Pulsars can be strong sources of radio waves, and searching in that part of the spectrum has been a traditional way to find them. A team of astronomers (led by a PhD candidate named Yuanming Wang) wanted to look for pulsars in the Large Magellanic Cloud, which at 170,000 light-years away is a smallish companion galaxy to our Milky Way [link to paper]. They looked in data from the Australian Square Kilometre Array Pathfinder, or ASKAP, a radio observatory that is a technology testbed for the more ambitious Square Kilometer Array, which is scheduled to begin operations in 2027.
ASKAP is pretty sensitive, and the astronomers looked for sources that were highly variable, changing their brightness over time. They found 27 that were seen not only to vary but were also small, unresolved in the data, as you’d expect for a pulsar. In two of those sources the observations showed the radio waves were also strongly polarized, meaning in those sources the radio waves were aligned, which also suggests each source has a strong magnetic field.
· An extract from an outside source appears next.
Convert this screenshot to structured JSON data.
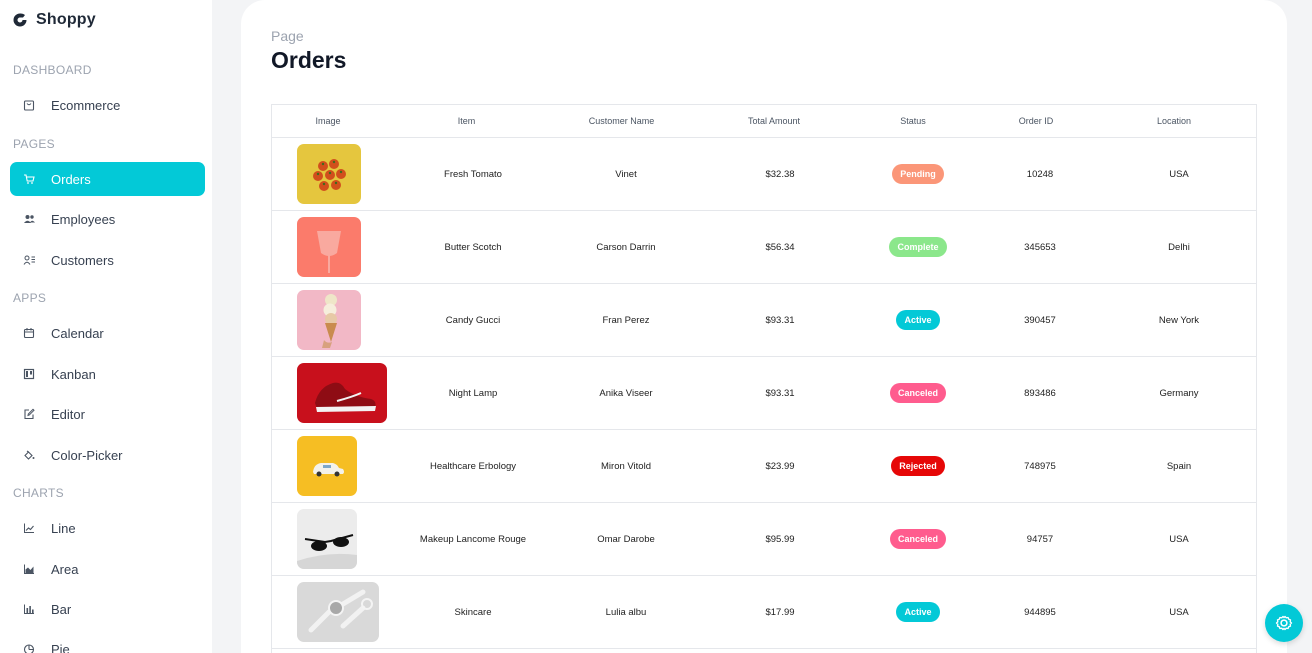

One was identified as a star, but the other was previously unidentified. They followed up with observations using other telescopes, and to their surprise they could see it was a pulsar. It has a period of 322.5 milliseconds, so it spins three times per second — a not unsurprising rate.
But the distance was another surprise. As the radio pulses travel through space, they pass through the thin gruel of charged subatomic particles between the stars. This delays the waves a tiny fraction, and the amount of the delay depends on how much material the waves interact with as well as the wavelength of the light. What we see on Earth is broadening of the wavelength of the radio waves. This is called the pulsar dispersion measure.
The key part is that if we know how much material there is between us and the source then that can give the distance to the pulsar! The farther away the pulsar the more stuff there is to disperse the waves, so the distance can be measured.
They applied this technique to their pulsar and found it lies smack dab inside the Large Magellanic Cloud!
Given how bright it is, this makes it among the most luminous pulsars known. It was missed before because it has some unusual properties; its brightness drops off steeply with frequency, and the pulses are weirdly broad. Usually a pulse is very short in duration — BLIP! — but this one is much longer, lasting for a third of the total pulsar rotation. That means the pulsar beams are not tightly focused as they usually are, but instead extremely wide, more like squat cones.
It’s not completely clear why it was missed — I’ve seen some articles online saying it was mistaken for a galaxy, but that’s not mentioned in the research paper or original press release. It may have been overlooked because, as a tiny bright dot in the data, it does look like literally millions of distant galaxies blasting out radio waves. So that’s possible, even likely, but it’s not like someone analyzed it carefully in the past and concluded it was a galaxy. It was just one bright source among many.
Still, it’s funny that such a bright source had been missed, but the good news is that it shows the technique the team used works, and may make it possible to find more pulsars inside the Milky Way as well as extragalactic pulsars. The vast majority known are inside our galaxy, unsurprisingly, since they’re close to us. Finding them in other nearby galaxies will give us insight into their stellar populations, the distribution of gas inside them, and more.
Plus learning more about pulsars. They’re amazing little beasts, the size of a small city but able to be spotted hundreds of thousand of light-years away… and in some cases even more.